City Council accepts Strawberry Plant grants; appeal hearing concludes
July 10, 2009 · 4:31 PM
Two disparate visions for Eagle Harbor's Strawberry Plant Park collided at city hall this week.
At Wednesday night's City Council meeting the council accepted $567,838 in grants to fund a large-scale shoreline restoration project at the property, over heated protests from citizens who said the project will destroy historical elements at the site and impede active use of the shoreline.
Then on Friday, closing statements were made in an appeal of the project by the citizen group Friends of Cannery Cove, led by historian Gerald Elfendahl and islander Doug Hatfield.
According to city planners, the project would remove a large portion of the existing armored shoreline to create new salt marsh and intertidal habitat. It would also allow the installation of an over-water viewing platform and man-powered boat launch. The Bainbridge Metropolitan Park and Recreation District will be developing the upland portions of the property.
Of the grants accepted by the City Council Wednesday, $252,395 will come from the Salmon Recovery Funding Board and $315,443 from the Elliott Bay Trustee Council, which draws funds from the Wyckoff Superfund settlement.
At the Wednesday meeting, several council members suggested that that acceptance of the construction grants be postponed until the appeal of the project was settled.
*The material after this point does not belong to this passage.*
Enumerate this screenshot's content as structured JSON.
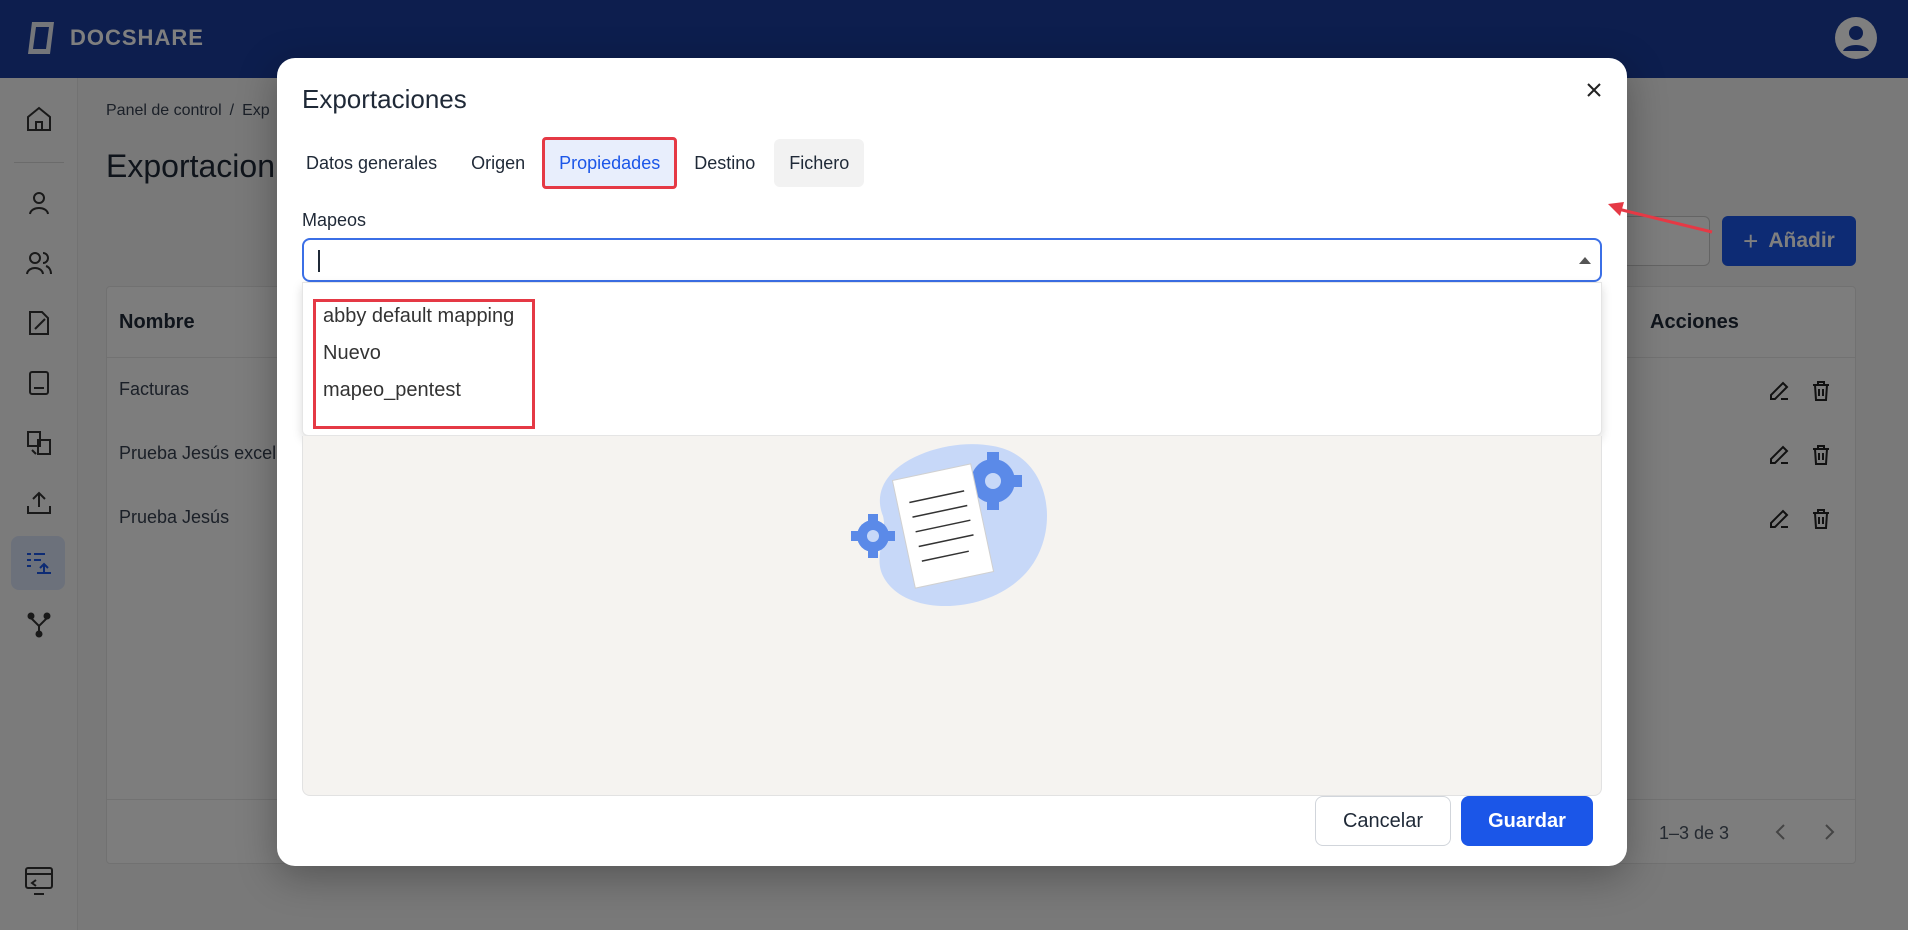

But City Manager Mark Dombroski informed the council that the deadline for accepting the grants was July 11. If the council did not accept the money, the grant could be lost, Dombroski said, but the council could accept the money and always return it later.
The grant was approved by a 5-2 vote, with Bill Knobloch and Debbie Vancil voting against.
"The bottom line here is, this is the old way of how we get grant driven projects," Knobloch said. "I don’t want to see this happen again."
On Friday, city Hearing Examiner Margaret Klockars took final testimony and closing statements in a hearing on Strawberry Plant that began June 12, and was continued June 20.
Klockars will have the next 20 business days to decide whether to uphold the city's determination of non-significance for the project, issued in April. She will also rule on the city's application for a Shoreline Conditional Use Permit for the project.
Check back for a full story on the Strawberry Plant hearings.
– Review reporter Nat Levy contributed to this story.